On day 10 of our expedition, Chris Boyes, poling his mokoro down a channel next to Mombo Island, spotted a pair of rare African skimmers.
Giles Trevethick, sitting in the front of the lead mokoro, used a custom-built Android app to immediately record the sighting.
The Android app then communicated wirelessly with a Raspberry Pi file server which we’ve designed for the expedition (the Raspberry Pi is a tiny, $30 computer) which stored the sighting and put it into a queue for upload.
At the back of the lead mokoro is a solar-powered battery which feeds the Pi and an Iridium Go!—a satellite unit that acts like a wifi hotspot. The Iridium Go! sent the sighting up to our servers.
The African skimmers appeared on the map on intotheokavango.org, precisely where the sighting occurred, within 5 minutes of it happening.
A record of the sighting is also available in our database, and is accessible to researchers via our public API (an API is a bridge that allows one piece of software to talk to another). A scientist can cross-reference this sighting with habitat photos, and with data from previous expeditions, to learn more about how Skimmer populations are changing in the Delta.
In addition to wildlife sightings, we’re also making available water quality measurements from along our transect path through the Okavango. Next year, we’ll be deploying a set of remote sensors which will permanently stay in the Delta; data from these sensors will also be accessible, live, through our website and API.
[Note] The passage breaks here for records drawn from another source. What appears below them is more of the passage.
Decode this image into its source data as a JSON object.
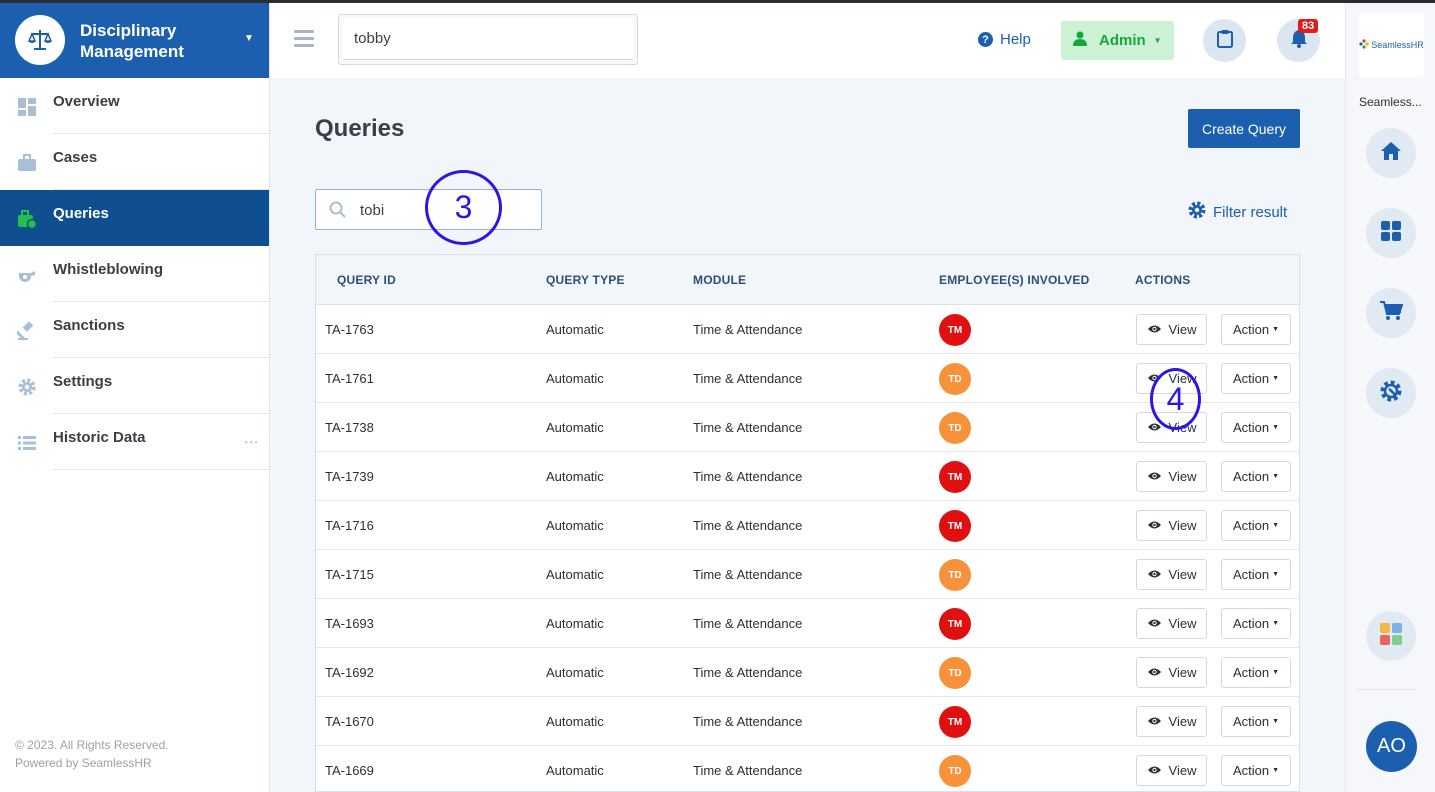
{
  "sidebar": {
    "brand_title": "Disciplinary Management",
    "items": [
      {
        "label": "Overview",
        "icon": "grid-icon"
      },
      {
        "label": "Cases",
        "icon": "briefcase-icon"
      },
      {
        "label": "Queries",
        "icon": "briefcase-clock-icon",
        "active": true
      },
      {
        "label": "Whistleblowing",
        "icon": "whistle-icon"
      },
      {
        "label": "Sanctions",
        "icon": "gavel-icon"
      },
      {
        "label": "Settings",
        "icon": "gear-icon"
      },
      {
        "label": "Historic Data",
        "icon": "list-icon",
        "more": "..."
      }
    ],
    "copyright": "© 2023. All Rights Reserved.",
    "powered_by": "Powered by SeamlessHR"
  },
  "header": {
    "search_value": "tobby",
    "help_label": "Help",
    "admin_label": "Admin",
    "notifications_count": "83"
  },
  "rail": {
    "logo_text": "SeamlessHR",
    "app_name": "Seamless...",
    "avatar_initials": "AO"
  },
  "main": {
    "title": "Queries",
    "create_button": "Create Query",
    "search_value": "tobi",
    "filter_label": "Filter result",
    "annotations": [
      "3",
      "4"
    ]
  },
  "table": {
    "columns": [
      "QUERY ID",
      "QUERY TYPE",
      "MODULE",
      "EMPLOYEE(S) INVOLVED",
      "ACTIONS"
    ],
    "view_label": "View",
    "action_label": "Action",
    "rows": [
      {
        "id": "TA-1763",
        "type": "Automatic",
        "module": "Time & Attendance",
        "emp": "TM",
        "emp_color": "#e01010"
      },
      {
        "id": "TA-1761",
        "type": "Automatic",
        "module": "Time & Attendance",
        "emp": "TD",
        "emp_color": "#f7923a"
      },
      {
        "id": "TA-1738",
        "type": "Automatic",
        "module": "Time & Attendance",
        "emp": "TD",
        "emp_color": "#f7923a"
      },
      {
        "id": "TA-1739",
        "type": "Automatic",
        "module": "Time & Attendance",
        "emp": "TM",
        "emp_color": "#e01010"
      },
      {
        "id": "TA-1716",
        "type": "Automatic",
        "module": "Time & Attendance",
        "emp": "TM",
        "emp_color": "#e01010"
      },
      {
        "id": "TA-1715",
        "type": "Automatic",
        "module": "Time & Attendance",
        "emp": "TD",
        "emp_color": "#f7923a"
      },
      {
        "id": "TA-1693",
        "type": "Automatic",
        "module": "Time & Attendance",
        "emp": "TM",
        "emp_color": "#e01010"
      },
      {
        "id": "TA-1692",
        "type": "Automatic",
        "module": "Time & Attendance",
        "emp": "TD",
        "emp_color": "#f7923a"
      },
      {
        "id": "TA-1670",
        "type": "Automatic",
        "module": "Time & Attendance",
        "emp": "TM",
        "emp_color": "#e01010"
      },
      {
        "id": "TA-1669",
        "type": "Automatic",
        "module": "Time & Attendance",
        "emp": "TD",
        "emp_color": "#f7923a"
      }
    ]
  },
  "colors": {
    "brand": "#1c5fae",
    "active_nav": "#104f8f",
    "admin_bg": "#cdf1d4",
    "admin_text": "#14a83b",
    "badge": "#e31b1b",
    "annotation": "#2a16e8"
  }
}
To help share the human experience of the expedition, four team members (G.B., Steve, Chris, and I) are wearing Suunto Ambit watches which record our exact GPS location, our heart rate, and energy consumption. This data is again available to the public (uploaded at the end of each day) and can be cross-referenced with animal sightings, Tweets, and photographs.Image courtesy Okavango Expedition Team
Like the expeditions of old, we are still pushing into the unknown, in search of measurements. However, far from being exclusive, we are endeavoring for our efforts to include as many people and as many perspectives as possible. We hope that our data will be used by researchers and conservationists, and by school children and artists, in ways that we never would have thought of or dreamed possible.
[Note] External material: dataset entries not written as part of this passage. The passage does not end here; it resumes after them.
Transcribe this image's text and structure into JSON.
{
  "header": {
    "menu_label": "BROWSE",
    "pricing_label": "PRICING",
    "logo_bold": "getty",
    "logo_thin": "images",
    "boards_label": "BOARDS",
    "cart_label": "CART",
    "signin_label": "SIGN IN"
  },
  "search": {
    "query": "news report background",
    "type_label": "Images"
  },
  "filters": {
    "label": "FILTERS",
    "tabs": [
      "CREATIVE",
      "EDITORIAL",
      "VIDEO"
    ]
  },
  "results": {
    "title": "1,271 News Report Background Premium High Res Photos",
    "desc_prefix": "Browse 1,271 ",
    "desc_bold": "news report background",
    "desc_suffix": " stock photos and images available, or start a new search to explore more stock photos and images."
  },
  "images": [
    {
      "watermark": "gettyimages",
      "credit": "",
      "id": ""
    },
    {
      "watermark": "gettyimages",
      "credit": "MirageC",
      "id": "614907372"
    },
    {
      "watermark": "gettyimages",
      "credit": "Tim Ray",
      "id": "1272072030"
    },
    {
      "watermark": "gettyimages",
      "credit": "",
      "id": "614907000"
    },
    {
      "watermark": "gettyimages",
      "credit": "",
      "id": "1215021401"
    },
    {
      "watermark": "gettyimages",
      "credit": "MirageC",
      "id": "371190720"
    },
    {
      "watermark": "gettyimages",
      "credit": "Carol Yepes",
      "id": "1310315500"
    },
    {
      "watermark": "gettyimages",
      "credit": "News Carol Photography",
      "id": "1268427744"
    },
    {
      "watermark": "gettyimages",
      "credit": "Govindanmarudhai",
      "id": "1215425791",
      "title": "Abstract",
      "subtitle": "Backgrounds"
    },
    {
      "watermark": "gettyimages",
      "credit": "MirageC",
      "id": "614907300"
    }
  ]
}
Ultimately, the story of the Okavango, and its fate as a pristine wilderness, belongs to all of us. We hope that you’ll explore the results of this year’s expedition at intotheokavango.com, and that you’ll keep in touch with us on Twitter at @intotheokavango. If you’d like to help out, or if you have any questions about our live-data efforts, please don’t hesitate to e-mail us at firstname.lastname@example.org.